ESET stated on Thursday that a previously unknown modular malware family that targets Linux systems has been used in targeted assaults to harvest credentials and obtain access to victim systems.
The virus family, dubbed FontOnLake, uses a rootkit to hide its existence and uses various command and control servers for each copy, demonstrating how meticulous its operators are to keep a low profile.
Furthermore, the malware authors are constantly tweaking the FontOnLake modules, and they employ three types of components that are meant to function together: Trojanized apps, backdoors, and rootkits.
FontOnLake appears to have been used in assaults against organisations in Southeast Asia, according to evidence.
Last May, the first malware samples from this family surfaced. The malware was originally known as the HCRootkit / Sutersu Linux rootkit by Avast and Lacework, as well as the Tencent Security Response Center in a February report.
The trojanized programmes discovered by ESET’s researchers during their examination are used to load bespoke backdoor or rootkit modules, as well as collect sensitive data as necessary. These files were disguised as regular Linux utilities in order to maintain persistence on the infected systems.
The researchers are still trying to figure out how the trojanized software are distributed to the victims.
FontOnLake was discovered to employ three different backdoors, all written in C++, all using the same Asio library from Boost, and all capable of stealing sshd credentials and bash command history, according to ESET’s investigation.
The simplest of the three was created to initiate and mediate access to a local SSH server, as well as to update and transmit credentials gathered.

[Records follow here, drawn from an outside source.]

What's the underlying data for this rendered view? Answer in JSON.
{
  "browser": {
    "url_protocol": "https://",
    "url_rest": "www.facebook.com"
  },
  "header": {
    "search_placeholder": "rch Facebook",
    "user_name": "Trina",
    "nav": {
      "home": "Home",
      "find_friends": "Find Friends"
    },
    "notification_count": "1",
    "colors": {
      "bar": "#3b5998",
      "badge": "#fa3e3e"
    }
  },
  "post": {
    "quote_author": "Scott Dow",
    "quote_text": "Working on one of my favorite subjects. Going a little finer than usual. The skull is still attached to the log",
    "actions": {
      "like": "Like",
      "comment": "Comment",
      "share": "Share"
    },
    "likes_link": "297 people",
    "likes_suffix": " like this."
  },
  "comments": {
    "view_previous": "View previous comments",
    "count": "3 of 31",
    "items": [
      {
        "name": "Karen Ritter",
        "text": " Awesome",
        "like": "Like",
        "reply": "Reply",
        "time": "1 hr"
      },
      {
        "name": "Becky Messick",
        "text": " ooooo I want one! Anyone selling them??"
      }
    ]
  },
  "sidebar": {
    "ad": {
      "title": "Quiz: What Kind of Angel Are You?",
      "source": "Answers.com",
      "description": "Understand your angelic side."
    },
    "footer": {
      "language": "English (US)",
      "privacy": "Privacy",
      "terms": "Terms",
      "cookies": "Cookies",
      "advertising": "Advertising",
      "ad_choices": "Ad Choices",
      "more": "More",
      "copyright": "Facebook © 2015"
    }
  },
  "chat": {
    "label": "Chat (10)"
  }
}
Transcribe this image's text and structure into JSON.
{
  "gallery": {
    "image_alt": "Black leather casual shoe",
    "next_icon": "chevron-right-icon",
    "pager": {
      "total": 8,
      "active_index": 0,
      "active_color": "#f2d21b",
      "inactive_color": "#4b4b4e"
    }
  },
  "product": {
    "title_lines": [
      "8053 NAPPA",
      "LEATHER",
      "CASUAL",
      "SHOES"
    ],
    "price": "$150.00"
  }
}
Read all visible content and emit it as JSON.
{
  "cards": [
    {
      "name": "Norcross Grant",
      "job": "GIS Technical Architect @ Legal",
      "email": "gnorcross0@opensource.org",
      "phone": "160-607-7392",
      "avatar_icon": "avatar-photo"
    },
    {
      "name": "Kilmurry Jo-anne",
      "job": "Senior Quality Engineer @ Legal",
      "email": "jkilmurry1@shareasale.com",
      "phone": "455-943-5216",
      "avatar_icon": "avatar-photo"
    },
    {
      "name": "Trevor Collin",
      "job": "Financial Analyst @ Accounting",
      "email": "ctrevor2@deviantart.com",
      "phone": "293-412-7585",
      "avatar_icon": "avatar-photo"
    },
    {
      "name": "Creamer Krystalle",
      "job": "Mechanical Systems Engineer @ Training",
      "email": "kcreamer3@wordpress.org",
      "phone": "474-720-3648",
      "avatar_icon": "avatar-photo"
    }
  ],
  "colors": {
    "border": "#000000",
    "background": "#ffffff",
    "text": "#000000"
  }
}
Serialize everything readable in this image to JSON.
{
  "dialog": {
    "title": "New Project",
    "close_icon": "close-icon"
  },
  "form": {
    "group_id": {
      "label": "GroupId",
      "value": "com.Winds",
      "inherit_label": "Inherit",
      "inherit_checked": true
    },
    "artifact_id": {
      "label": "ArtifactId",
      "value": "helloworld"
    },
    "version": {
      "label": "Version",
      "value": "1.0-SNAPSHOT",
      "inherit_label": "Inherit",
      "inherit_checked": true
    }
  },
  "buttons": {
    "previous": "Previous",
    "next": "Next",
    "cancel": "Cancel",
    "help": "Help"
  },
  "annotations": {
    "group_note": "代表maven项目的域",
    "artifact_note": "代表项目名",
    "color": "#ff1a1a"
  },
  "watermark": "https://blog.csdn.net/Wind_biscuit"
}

The malware appears to be in the works.
The second backdoor, meanwhile, exfiltrates passwords, allows access to a customised sshd, and acts as a proxy, but it can also manipulate files, update itself, list folders, and upload and download files.
The third backdoor, which can function in both client and server mode, takes remote connections, acts as a proxy, and can download and run Python scripts, as well as exfiltrating passwords. ESET explains that it also mediates the I/O of the scripts and commands.
The researchers uncovered two rootkit variants used in these assaults, both based on the open-source project Suterusu and capable of hiding programmes, files, network connections, and themselves, as well as exposing credentials acquired to the backdoor.
The first rootkit can monitor traffic for specially generated ICMP packets as well as fetching and running binaries (backdoors), whereas the second has support for more commands and a modified implementation of several capabilities.